Intelligently constructing an AFA proposal requires outside counsel to make numerous assumptions concerning what steps will be taken in litigating the case. Those assumptions should be based, in part, on the expected value of the case. If a case is expected to settle for a relatively modest sum, for example, the proposal likely does not need to assume that there will be significant motions practice during expert discovery. Further, the number of hours budgeted for written discovery should vary greatly depending on the stakes in the case.
3. What Outcomes Would the Client Consider a ‘Win’?
Learning what the client would consider a “win” is paramount in building an effective AFA proposal. Here’s why:
4. What Level of Involvement Does the Client Expect to Have?
A client’s level of involvement impacts not only the results of many litigation matters, but it also can impact the costs.
Sometimes clients can help to decrease the time that outside counsel must devote to a matter by undertaking certain responsibilities, thereby decreasing the budget used to calculate an AFA. For example, in-house counsel can add significant value, and decrease fees, by taking responsibility for developing the facts in a portion of the matter. Under such an arrangement, in-house counsel functions in part as another member of outside-counsel’s litigation team—and one who does not need to be budgeted for in an AFA. Similarly, some clients have robust internal procedures for collecting and conducting first-level document review or preparing first drafts of responses to written discovery requests. These capabilities should be accounted for when preparing an AFA.

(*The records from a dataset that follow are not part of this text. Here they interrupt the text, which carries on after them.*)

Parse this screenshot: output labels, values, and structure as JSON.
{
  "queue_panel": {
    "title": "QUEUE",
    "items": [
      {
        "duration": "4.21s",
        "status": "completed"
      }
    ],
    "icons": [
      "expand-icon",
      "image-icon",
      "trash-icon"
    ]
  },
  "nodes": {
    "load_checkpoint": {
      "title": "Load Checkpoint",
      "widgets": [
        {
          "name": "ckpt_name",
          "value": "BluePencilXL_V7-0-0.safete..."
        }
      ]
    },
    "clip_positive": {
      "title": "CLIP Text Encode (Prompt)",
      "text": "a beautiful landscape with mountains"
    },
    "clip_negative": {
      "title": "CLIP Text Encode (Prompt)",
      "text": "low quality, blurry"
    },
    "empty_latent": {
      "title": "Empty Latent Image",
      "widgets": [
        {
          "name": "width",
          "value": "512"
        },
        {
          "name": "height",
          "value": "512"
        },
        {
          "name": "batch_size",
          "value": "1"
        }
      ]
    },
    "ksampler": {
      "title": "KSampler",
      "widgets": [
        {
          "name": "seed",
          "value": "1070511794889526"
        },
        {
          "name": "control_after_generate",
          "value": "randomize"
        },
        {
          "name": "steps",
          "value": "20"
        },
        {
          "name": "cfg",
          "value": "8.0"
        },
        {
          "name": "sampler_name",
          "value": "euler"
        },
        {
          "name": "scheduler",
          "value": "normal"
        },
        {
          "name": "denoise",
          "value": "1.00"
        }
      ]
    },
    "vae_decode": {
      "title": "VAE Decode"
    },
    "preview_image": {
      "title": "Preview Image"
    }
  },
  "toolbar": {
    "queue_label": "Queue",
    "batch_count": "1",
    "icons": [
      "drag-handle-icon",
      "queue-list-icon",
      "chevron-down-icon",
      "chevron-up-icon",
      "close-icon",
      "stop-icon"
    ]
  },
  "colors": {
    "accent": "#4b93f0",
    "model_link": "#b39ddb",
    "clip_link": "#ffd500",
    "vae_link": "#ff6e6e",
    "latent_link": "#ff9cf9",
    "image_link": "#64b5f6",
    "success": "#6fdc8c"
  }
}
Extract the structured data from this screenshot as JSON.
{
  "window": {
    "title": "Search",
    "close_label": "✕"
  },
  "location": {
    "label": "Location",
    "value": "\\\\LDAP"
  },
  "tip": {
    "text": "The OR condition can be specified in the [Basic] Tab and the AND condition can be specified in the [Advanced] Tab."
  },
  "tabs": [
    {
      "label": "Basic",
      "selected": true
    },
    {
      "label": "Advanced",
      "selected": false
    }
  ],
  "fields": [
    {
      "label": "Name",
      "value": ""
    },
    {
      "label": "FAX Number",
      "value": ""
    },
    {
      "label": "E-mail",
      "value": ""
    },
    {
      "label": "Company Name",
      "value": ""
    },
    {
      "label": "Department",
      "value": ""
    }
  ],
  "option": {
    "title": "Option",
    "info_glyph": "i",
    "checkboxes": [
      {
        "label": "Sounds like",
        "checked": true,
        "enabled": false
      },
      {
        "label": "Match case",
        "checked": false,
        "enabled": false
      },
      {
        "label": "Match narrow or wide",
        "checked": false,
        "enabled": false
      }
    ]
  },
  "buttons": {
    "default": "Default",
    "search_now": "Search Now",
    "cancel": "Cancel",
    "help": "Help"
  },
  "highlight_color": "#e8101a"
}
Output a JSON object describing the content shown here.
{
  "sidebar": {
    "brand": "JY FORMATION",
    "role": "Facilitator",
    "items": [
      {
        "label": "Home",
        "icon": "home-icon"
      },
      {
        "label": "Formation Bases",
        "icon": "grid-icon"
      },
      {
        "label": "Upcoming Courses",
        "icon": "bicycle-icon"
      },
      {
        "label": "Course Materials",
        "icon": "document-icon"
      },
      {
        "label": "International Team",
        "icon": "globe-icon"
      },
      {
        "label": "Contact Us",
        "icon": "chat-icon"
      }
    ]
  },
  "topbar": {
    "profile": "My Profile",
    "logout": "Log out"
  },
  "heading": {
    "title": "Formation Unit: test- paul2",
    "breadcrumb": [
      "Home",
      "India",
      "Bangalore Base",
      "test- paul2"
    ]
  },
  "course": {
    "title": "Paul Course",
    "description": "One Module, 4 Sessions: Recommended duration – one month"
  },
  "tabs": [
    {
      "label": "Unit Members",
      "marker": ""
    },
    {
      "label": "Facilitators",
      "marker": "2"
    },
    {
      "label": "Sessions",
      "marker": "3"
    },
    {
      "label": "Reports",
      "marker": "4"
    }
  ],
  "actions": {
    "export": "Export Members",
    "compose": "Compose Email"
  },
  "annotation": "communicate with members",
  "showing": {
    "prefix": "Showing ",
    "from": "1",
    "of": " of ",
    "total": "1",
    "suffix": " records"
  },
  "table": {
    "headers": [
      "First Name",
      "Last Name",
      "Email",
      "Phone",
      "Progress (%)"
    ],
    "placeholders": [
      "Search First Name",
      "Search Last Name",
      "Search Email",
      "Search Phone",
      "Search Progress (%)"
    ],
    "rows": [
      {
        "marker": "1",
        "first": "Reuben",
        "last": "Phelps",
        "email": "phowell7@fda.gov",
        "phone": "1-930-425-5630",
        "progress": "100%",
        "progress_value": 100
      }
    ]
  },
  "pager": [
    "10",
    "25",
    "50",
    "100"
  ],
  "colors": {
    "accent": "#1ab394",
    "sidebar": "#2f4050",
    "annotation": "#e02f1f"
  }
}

On the other hand, while it clearly improves the team’s work product, frequent consultation with the client can also be expensive. Discovery correspondence with opposing counsel, for example, can take twice as long if every email is sent first to the client, revised based on client feedback, recirculated for approval, and then sent to opposing counsel. The drafting of motions and other papers likewise can take significantly more time when a client regularly suggests substantial revisions to drafts and/or there are multiple revisions prior to filing most documents. Finally, the time required for multiple calls with a client each week can quickly add up.
Whether a client’s desired level of participation in the litigation increases or decreases costs, it is important for both the client and outside counsel to understand the impact this has on an AFA.
5. Who Else is the Client Asking for a Proposal?
A last question that outside counsel frequently do not ask, but should, is what other firms are submitting proposals. There are key reasons for asking the question.
Asking who else is submitting a proposal may prompt the client to comment on her decision-making process for selecting firms as candidates for the matter. This can provide valuable insight into what the client’s goals are and how the client is viewing the matter at the outset.
In addition, knowing what other firms will be bidding can inform both the structure of the AFA that outside counsel submits and its packaging. If, for example, the other firms all have lower hourly billing rates than outside counsel, it may make sense to submit an AFA that proposes making a larger initial investment to obtain an earlier result, followed by a negotiated resolution, rather than an AFA that assumes the matter will be litigated through expert discovery.
There are, of course, many additional questions inside and outside counsel should address before accepting/submitting an AFA proposal for a litigation matter. Even with respect to the five questions above, there is significant complexity in translating the information received from the prospective client into a well-planned AFA proposal. We will touch on some of these additional considerations in the remaining articles in this series.
The authors are partners in WilmerHale’s Litigation/Controversy Department and IP Litigation Practice. This is Part 1 in a series of three related articles that have been adapted from Law 360 for the fifth edition of the Legal Project Management Quick Reference Guide. The Guide also includes three additional articles on this topic by the same authors.